* _PROMPT_: Every record below should be retyped exactly, and no picture should appear in the copy.

* _DATASET EXCERPTS_:

###

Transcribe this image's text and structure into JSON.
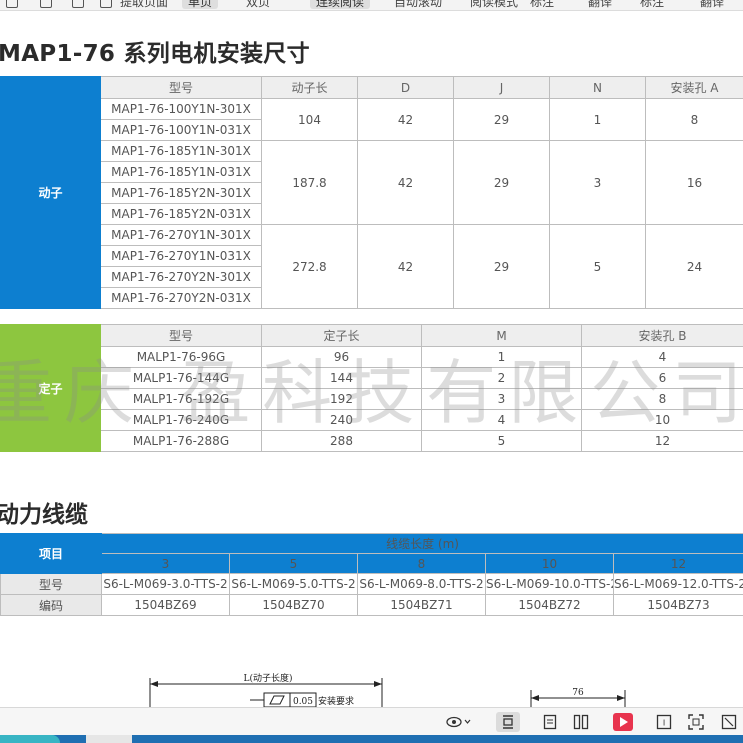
{
  "toolbar": {
    "items": [
      "提取页面",
      "单页",
      "双页",
      "阅读模式",
      "连续阅读",
      "自动滚动",
      "标注",
      "翻译"
    ],
    "active": "连续阅读"
  },
  "section1": {
    "title": "MAP1-76 系列电机安装尺寸"
  },
  "rotor_table": {
    "group_label": "动子",
    "headers": [
      "型号",
      "动子长",
      "D",
      "J",
      "N",
      "安装孔 A"
    ],
    "groups": [
      {
        "models": [
          "MAP1-76-100Y1N-301X",
          "MAP1-76-100Y1N-031X"
        ],
        "length": "104",
        "D": "42",
        "J": "29",
        "N": "1",
        "A": "8"
      },
      {
        "models": [
          "MAP1-76-185Y1N-301X",
          "MAP1-76-185Y1N-031X",
          "MAP1-76-185Y2N-301X",
          "MAP1-76-185Y2N-031X"
        ],
        "length": "187.8",
        "D": "42",
        "J": "29",
        "N": "3",
        "A": "16"
      },
      {
        "models": [
          "MAP1-76-270Y1N-301X",
          "MAP1-76-270Y1N-031X",
          "MAP1-76-270Y2N-301X",
          "MAP1-76-270Y2N-031X"
        ],
        "length": "272.8",
        "D": "42",
        "J": "29",
        "N": "5",
        "A": "24"
      }
    ]
  },
  "stator_table": {
    "group_label": "定子",
    "headers": [
      "型号",
      "定子长",
      "M",
      "安装孔 B"
    ],
    "rows": [
      [
        "MALP1-76-96G",
        "96",
        "1",
        "4"
      ],
      [
        "MALP1-76-144G",
        "144",
        "2",
        "6"
      ],
      [
        "MALP1-76-192G",
        "192",
        "3",
        "8"
      ],
      [
        "MALP1-76-240G",
        "240",
        "4",
        "10"
      ],
      [
        "MALP1-76-288G",
        "288",
        "5",
        "12"
      ]
    ]
  },
  "watermark": "重庆 盈科技有限公司",
  "section2": {
    "title": "动力线缆"
  },
  "cable_table": {
    "item_label": "项目",
    "length_label": "线缆长度 (m)",
    "lengths": [
      "3",
      "5",
      "8",
      "10",
      "12"
    ],
    "model_label": "型号",
    "models": [
      "S6-L-M069-3.0-TTS-2",
      "S6-L-M069-5.0-TTS-2",
      "S6-L-M069-8.0-TTS-2",
      "S6-L-M069-10.0-TTS-2",
      "S6-L-M069-12.0-TTS-2"
    ],
    "code_label": "编码",
    "codes": [
      "1504BZ69",
      "1504BZ70",
      "1504BZ71",
      "1504BZ72",
      "1504BZ73"
    ]
  },
  "drawing": {
    "length_label": "L(动子长度)",
    "tolerance": "0.05",
    "requirement": "安装要求",
    "dim_76": "76"
  },
  "viewer_bar": {
    "icons": [
      "eye-icon",
      "fit-width-icon",
      "single-page-icon",
      "two-page-icon",
      "play-icon",
      "ocr-icon",
      "screenshot-icon",
      "more-icon"
    ],
    "play_color": "#e8344e"
  }
}
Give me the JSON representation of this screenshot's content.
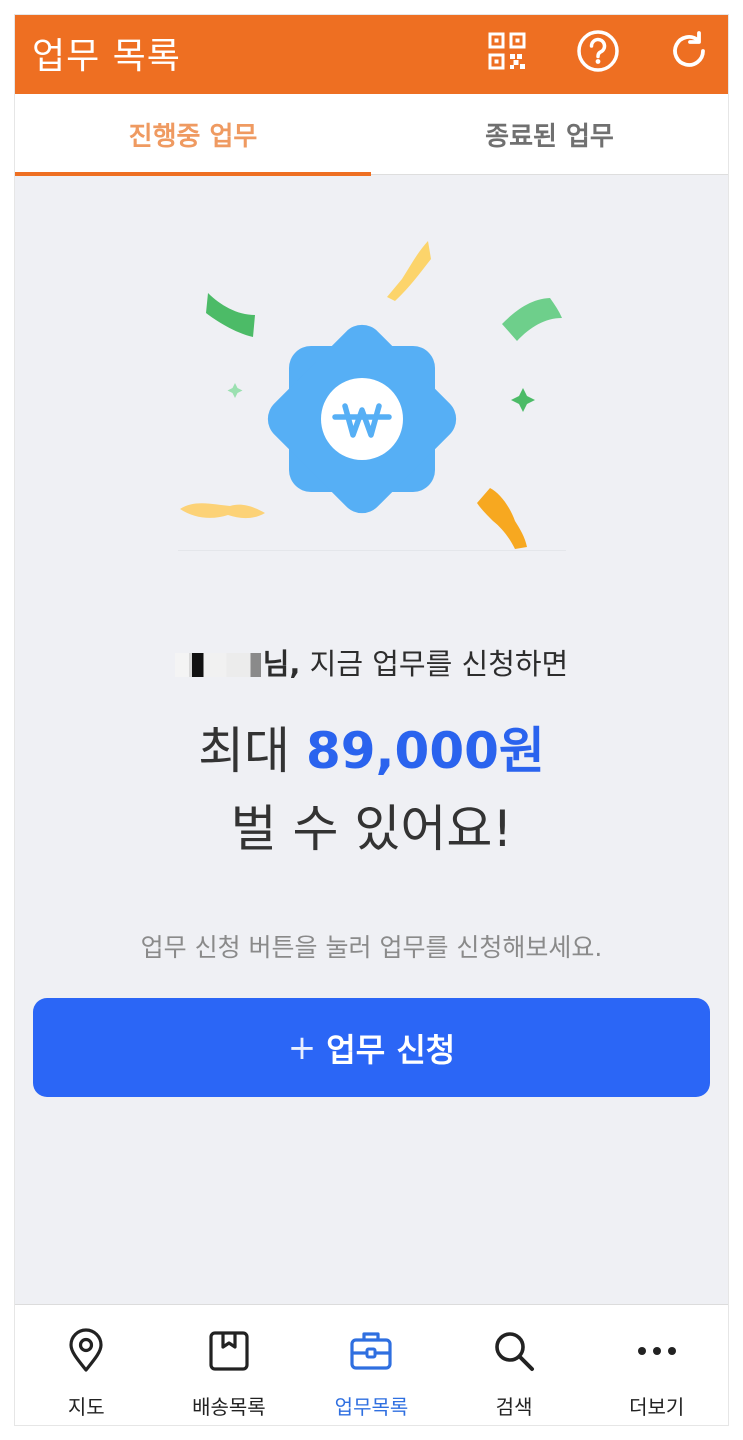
{
  "header": {
    "title": "업무 목록",
    "icons": [
      "qr-code-icon",
      "help-icon",
      "refresh-icon"
    ]
  },
  "tabs": [
    {
      "label": "진행중 업무",
      "active": true
    },
    {
      "label": "종료된 업무",
      "active": false
    }
  ],
  "promo": {
    "name_suffix": "님,",
    "greeting": " 지금 업무를 신청하면",
    "amount_prefix": "최대 ",
    "amount": "89,000원",
    "earn_text": "벌 수 있어요!",
    "hint": "업무 신청 버튼을 눌러 업무를 신청해보세요."
  },
  "apply_button": {
    "plus": "+",
    "label": "업무 신청"
  },
  "bottom_nav": [
    {
      "label": "지도",
      "icon": "map-pin-icon",
      "active": false
    },
    {
      "label": "배송목록",
      "icon": "box-icon",
      "active": false
    },
    {
      "label": "업무목록",
      "icon": "briefcase-icon",
      "active": true
    },
    {
      "label": "검색",
      "icon": "search-icon",
      "active": false
    },
    {
      "label": "더보기",
      "icon": "more-icon",
      "active": false
    }
  ],
  "colors": {
    "brand_orange": "#ee6f22",
    "active_tab_text": "#ef9a61",
    "primary_blue": "#2b66f6",
    "amount_blue": "#2a63ee",
    "badge_blue": "#56aff5",
    "background": "#eff0f4"
  }
}
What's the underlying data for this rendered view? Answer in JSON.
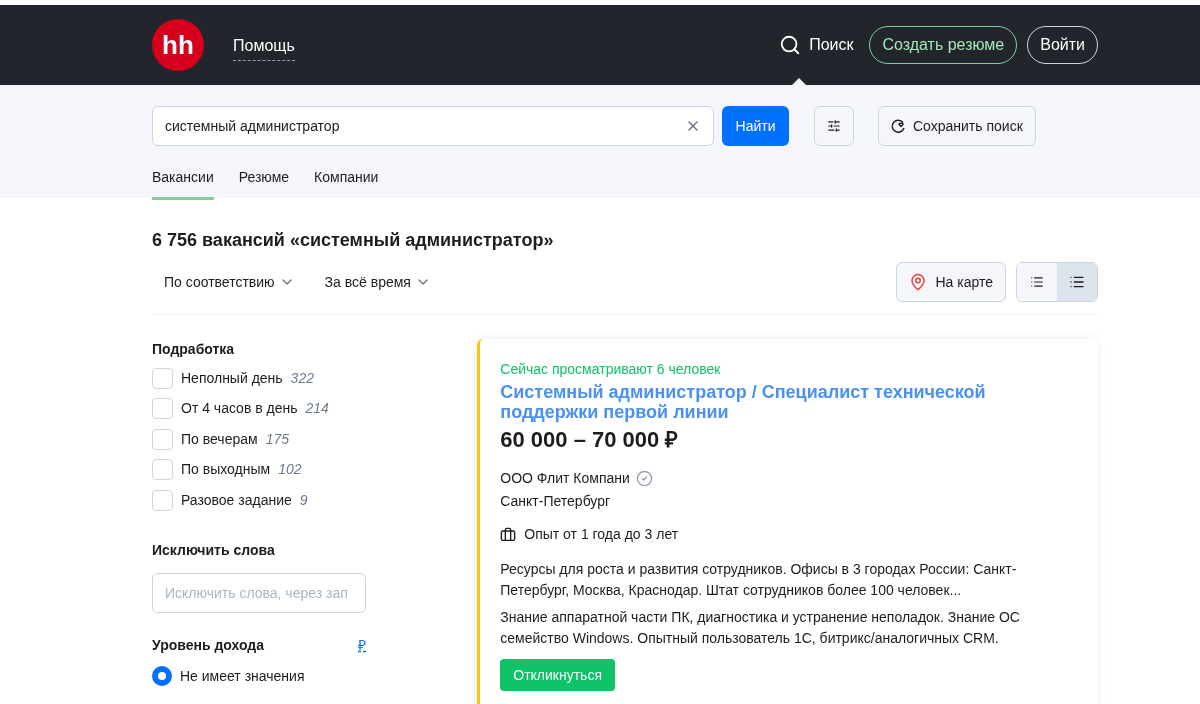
{
  "header": {
    "logo": "hh",
    "help_link": "Помощь",
    "nav": [
      {
        "label": "Поиск",
        "selected": true
      }
    ],
    "create_resume": "Создать резюме",
    "login": "Войти"
  },
  "search": {
    "value": "системный администратор",
    "submit": "Найти",
    "save_search": "Сохранить поиск"
  },
  "tabs": [
    {
      "label": "Вакансии",
      "selected": true
    },
    {
      "label": "Резюме",
      "selected": false
    },
    {
      "label": "Компании",
      "selected": false
    }
  ],
  "results_title": "6 756 вакансий «системный администратор»",
  "sort": [
    "По соответствию",
    "За всё время"
  ],
  "map_button": "На карте",
  "view_modes": [
    {
      "kind": "compact",
      "selected": false
    },
    {
      "kind": "detailed",
      "selected": true
    }
  ],
  "filters": {
    "part_time": {
      "title": "Подработка",
      "options": [
        {
          "label": "Неполный день",
          "count": "322",
          "checked": false
        },
        {
          "label": "От 4 часов в день",
          "count": "214",
          "checked": false
        },
        {
          "label": "По вечерам",
          "count": "175",
          "checked": false
        },
        {
          "label": "По выходным",
          "count": "102",
          "checked": false
        },
        {
          "label": "Разовое задание",
          "count": "9",
          "checked": false
        }
      ]
    },
    "exclude_words": {
      "title": "Исключить слова",
      "placeholder": "Исключить слова, через зап"
    },
    "income": {
      "title": "Уровень дохода",
      "currency": "₽",
      "options": [
        {
          "label": "Не имеет значения",
          "selected": true
        }
      ]
    }
  },
  "vacancy": {
    "viewers": "Сейчас просматривают 6 человек",
    "title": "Системный администратор / Специалист технической поддержки первой линии",
    "salary": "60 000 – 70 000 ₽",
    "company": "ООО Флит Компани",
    "verified": true,
    "city": "Санкт-Петербург",
    "experience": "Опыт от 1 года до 3 лет",
    "snippets": [
      "Ресурсы для роста и развития сотрудников. Офисы в 3 городах России: Санкт-Петербург, Москва, Краснодар. Штат сотрудников более 100 человек...",
      "Знание аппаратной части ПК, диагностика и устранение неполадок. Знание ОС семейство Windows. Опытный пользователь 1С, битрикс/аналогичных CRM."
    ],
    "respond": "Откликнуться"
  }
}
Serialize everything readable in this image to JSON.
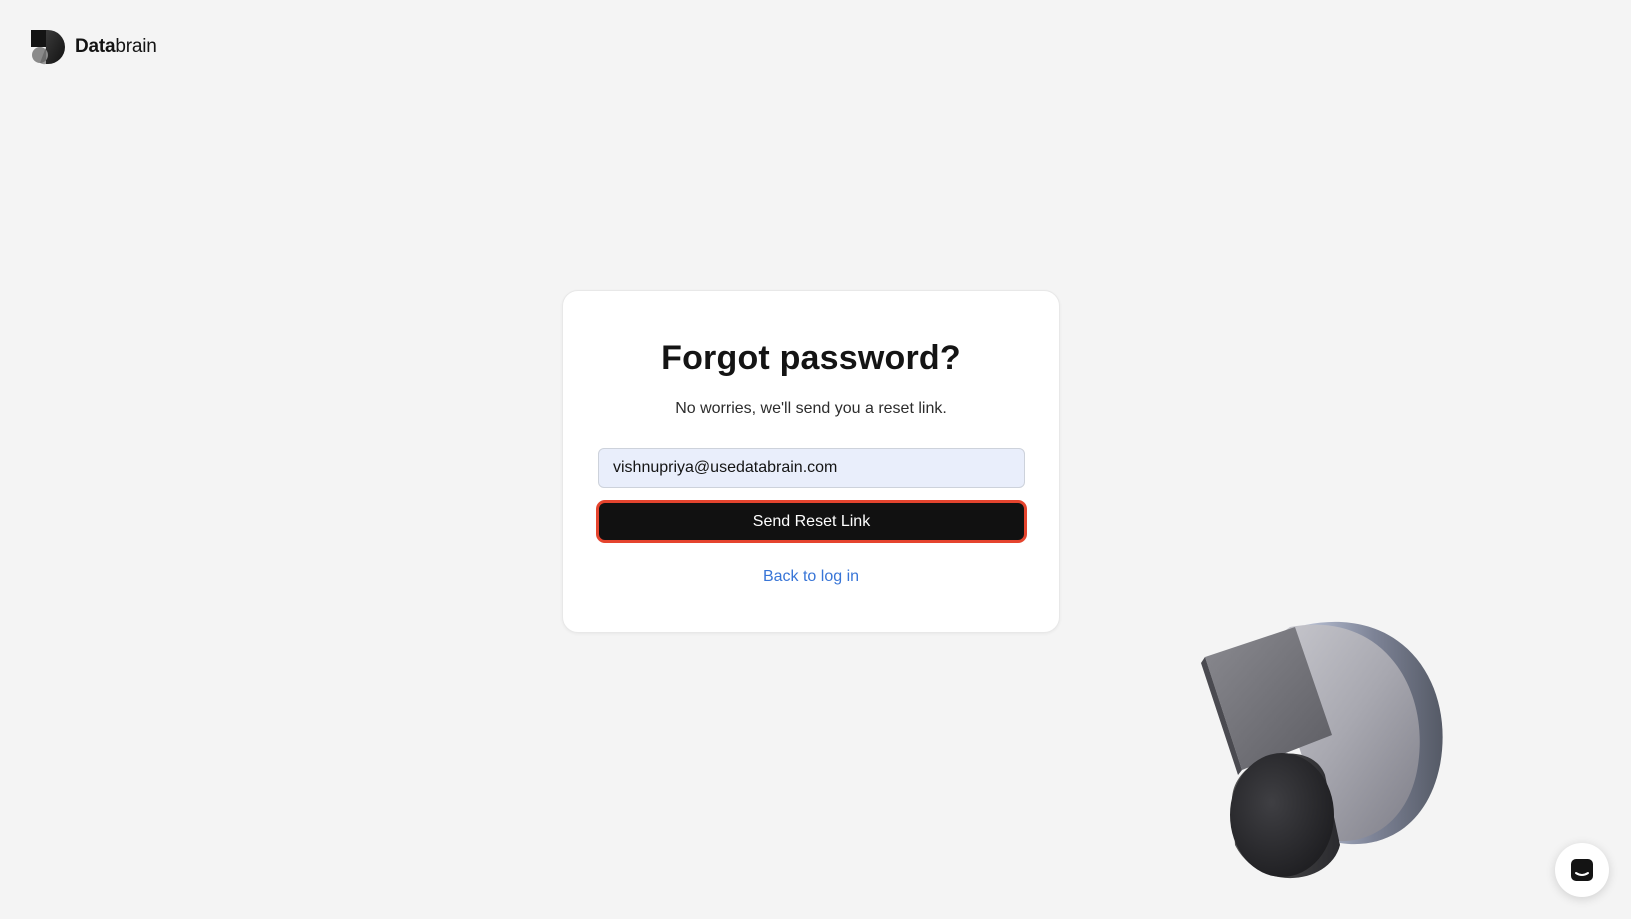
{
  "brand": {
    "name_bold": "Data",
    "name_light": "brain"
  },
  "form": {
    "title": "Forgot password?",
    "subtitle": "No worries, we'll send you a reset link.",
    "email_value": "vishnupriya@usedatabrain.com",
    "submit_label": "Send Reset Link",
    "back_link": "Back to log in"
  },
  "colors": {
    "background": "#f4f4f4",
    "button_bg": "#111111",
    "button_focus_ring": "#e5442e",
    "link": "#3875d7",
    "input_bg": "#e9eefb"
  },
  "icons": {
    "logo": "databrain-logo-icon",
    "chat": "chat-icon",
    "decoration": "databrain-3d-shape"
  }
}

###

* _WRITTEN RESPONSE_:
Transcribe this image's text and structure into JSON.
{
  "toolbar": {
    "items": [
      "提取页面",
      "单页",
      "双页",
      "阅读模式",
      "连续阅读",
      "自动滚动",
      "标注",
      "翻译"
    ],
    "active": "连续阅读"
  },
  "section1": {
    "title": "MAP1-76 系列电机安装尺寸"
  },
  "rotor_table": {
    "group_label": "动子",
    "headers": [
      "型号",
      "动子长",
      "D",
      "J",
      "N",
      "安装孔 A"
    ],
    "groups": [
      {
        "models": [
          "MAP1-76-100Y1N-301X",
          "MAP1-76-100Y1N-031X"
        ],
        "length": "104",
        "D": "42",
        "J": "29",
        "N": "1",
        "A": "8"
      },
      {
        "models": [
          "MAP1-76-185Y1N-301X",
          "MAP1-76-185Y1N-031X",
          "MAP1-76-185Y2N-301X",
          "MAP1-76-185Y2N-031X"
        ],
        "length": "187.8",
        "D": "42",
        "J": "29",
        "N": "3",
        "A": "16"
      },
      {
        "models": [
          "MAP1-76-270Y1N-301X",
          "MAP1-76-270Y1N-031X",
          "MAP1-76-270Y2N-301X",
          "MAP1-76-270Y2N-031X"
        ],
        "length": "272.8",
        "D": "42",
        "J": "29",
        "N": "5",
        "A": "24"
      }
    ]
  },
  "stator_table": {
    "group_label": "定子",
    "headers": [
      "型号",
      "定子长",
      "M",
      "安装孔 B"
    ],
    "rows": [
      [
        "MALP1-76-96G",
        "96",
        "1",
        "4"
      ],
      [
        "MALP1-76-144G",
        "144",
        "2",
        "6"
      ],
      [
        "MALP1-76-192G",
        "192",
        "3",
        "8"
      ],
      [
        "MALP1-76-240G",
        "240",
        "4",
        "10"
      ],
      [
        "MALP1-76-288G",
        "288",
        "5",
        "12"
      ]
    ]
  },
  "watermark": "重庆 盈科技有限公司",
  "section2": {
    "title": "动力线缆"
  },
  "cable_table": {
    "item_label": "项目",
    "length_label": "线缆长度 (m)",
    "lengths": [
      "3",
      "5",
      "8",
      "10",
      "12"
    ],
    "model_label": "型号",
    "models": [
      "S6-L-M069-3.0-TTS-2",
      "S6-L-M069-5.0-TTS-2",
      "S6-L-M069-8.0-TTS-2",
      "S6-L-M069-10.0-TTS-2",
      "S6-L-M069-12.0-TTS-2"
    ],
    "code_label": "编码",
    "codes": [
      "1504BZ69",
      "1504BZ70",
      "1504BZ71",
      "1504BZ72",
      "1504BZ73"
    ]
  },
  "drawing": {
    "length_label": "L(动子长度)",
    "tolerance": "0.05",
    "requirement": "安装要求",
    "dim_76": "76"
  },
  "viewer_bar": {
    "icons": [
      "eye-icon",
      "fit-width-icon",
      "single-page-icon",
      "two-page-icon",
      "play-icon",
      "ocr-icon",
      "screenshot-icon",
      "more-icon"
    ],
    "play_color": "#e8344e"
  }
}
Give me the JSON representation of this screenshot's content.
{
  "header": {
    "title": "업무 목록",
    "icons": [
      "qr-code-icon",
      "help-icon",
      "refresh-icon"
    ]
  },
  "tabs": [
    {
      "label": "진행중 업무",
      "active": true
    },
    {
      "label": "종료된 업무",
      "active": false
    }
  ],
  "promo": {
    "name_suffix": "님,",
    "greeting": " 지금 업무를 신청하면",
    "amount_prefix": "최대 ",
    "amount": "89,000원",
    "earn_text": "벌 수 있어요!",
    "hint": "업무 신청 버튼을 눌러 업무를 신청해보세요."
  },
  "apply_button": {
    "plus": "+",
    "label": "업무 신청"
  },
  "bottom_nav": [
    {
      "label": "지도",
      "icon": "map-pin-icon",
      "active": false
    },
    {
      "label": "배송목록",
      "icon": "box-icon",
      "active": false
    },
    {
      "label": "업무목록",
      "icon": "briefcase-icon",
      "active": true
    },
    {
      "label": "검색",
      "icon": "search-icon",
      "active": false
    },
    {
      "label": "더보기",
      "icon": "more-icon",
      "active": false
    }
  ],
  "colors": {
    "brand_orange": "#ee6f22",
    "active_tab_text": "#ef9a61",
    "primary_blue": "#2b66f6",
    "amount_blue": "#2a63ee",
    "badge_blue": "#56aff5",
    "background": "#eff0f4"
  }
}
What's the underlying data for this rendered view? Answer in JSON.
{
  "header": {
    "logo": "hh",
    "help_link": "Помощь",
    "nav": [
      {
        "label": "Поиск",
        "selected": true
      }
    ],
    "create_resume": "Создать резюме",
    "login": "Войти"
  },
  "search": {
    "value": "системный администратор",
    "submit": "Найти",
    "save_search": "Сохранить поиск"
  },
  "tabs": [
    {
      "label": "Вакансии",
      "selected": true
    },
    {
      "label": "Резюме",
      "selected": false
    },
    {
      "label": "Компании",
      "selected": false
    }
  ],
  "results_title": "6 756 вакансий «системный администратор»",
  "sort": [
    "По соответствию",
    "За всё время"
  ],
  "map_button": "На карте",
  "view_modes": [
    {
      "kind": "compact",
      "selected": false
    },
    {
      "kind": "detailed",
      "selected": true
    }
  ],
  "filters": {
    "part_time": {
      "title": "Подработка",
      "options": [
        {
          "label": "Неполный день",
          "count": "322",
          "checked": false
        },
        {
          "label": "От 4 часов в день",
          "count": "214",
          "checked": false
        },
        {
          "label": "По вечерам",
          "count": "175",
          "checked": false
        },
        {
          "label": "По выходным",
          "count": "102",
          "checked": false
        },
        {
          "label": "Разовое задание",
          "count": "9",
          "checked": false
        }
      ]
    },
    "exclude_words": {
      "title": "Исключить слова",
      "placeholder": "Исключить слова, через зап"
    },
    "income": {
      "title": "Уровень дохода",
      "currency": "₽",
      "options": [
        {
          "label": "Не имеет значения",
          "selected": true
        }
      ]
    }
  },
  "vacancy": {
    "viewers": "Сейчас просматривают 6 человек",
    "title": "Системный администратор / Специалист технической поддержки первой линии",
    "salary": "60 000 – 70 000 ₽",
    "company": "ООО Флит Компани",
    "verified": true,
    "city": "Санкт-Петербург",
    "experience": "Опыт от 1 года до 3 лет",
    "snippets": [
      "Ресурсы для роста и развития сотрудников. Офисы в 3 городах России: Санкт-Петербург, Москва, Краснодар. Штат сотрудников более 100 человек...",
      "Знание аппаратной части ПК, диагностика и устранение неполадок. Знание ОС семейство Windows. Опытный пользователь 1С, битрикс/аналогичных CRM."
    ],
    "respond": "Откликнуться"
  }
}
Serialize everything readable in this image to JSON.
{
  "brand": {
    "name_bold": "Data",
    "name_light": "brain"
  },
  "form": {
    "title": "Forgot password?",
    "subtitle": "No worries, we'll send you a reset link.",
    "email_value": "vishnupriya@usedatabrain.com",
    "submit_label": "Send Reset Link",
    "back_link": "Back to log in"
  },
  "colors": {
    "background": "#f4f4f4",
    "button_bg": "#111111",
    "button_focus_ring": "#e5442e",
    "link": "#3875d7",
    "input_bg": "#e9eefb"
  },
  "icons": {
    "logo": "databrain-logo-icon",
    "chat": "chat-icon",
    "decoration": "databrain-3d-shape"
  }
}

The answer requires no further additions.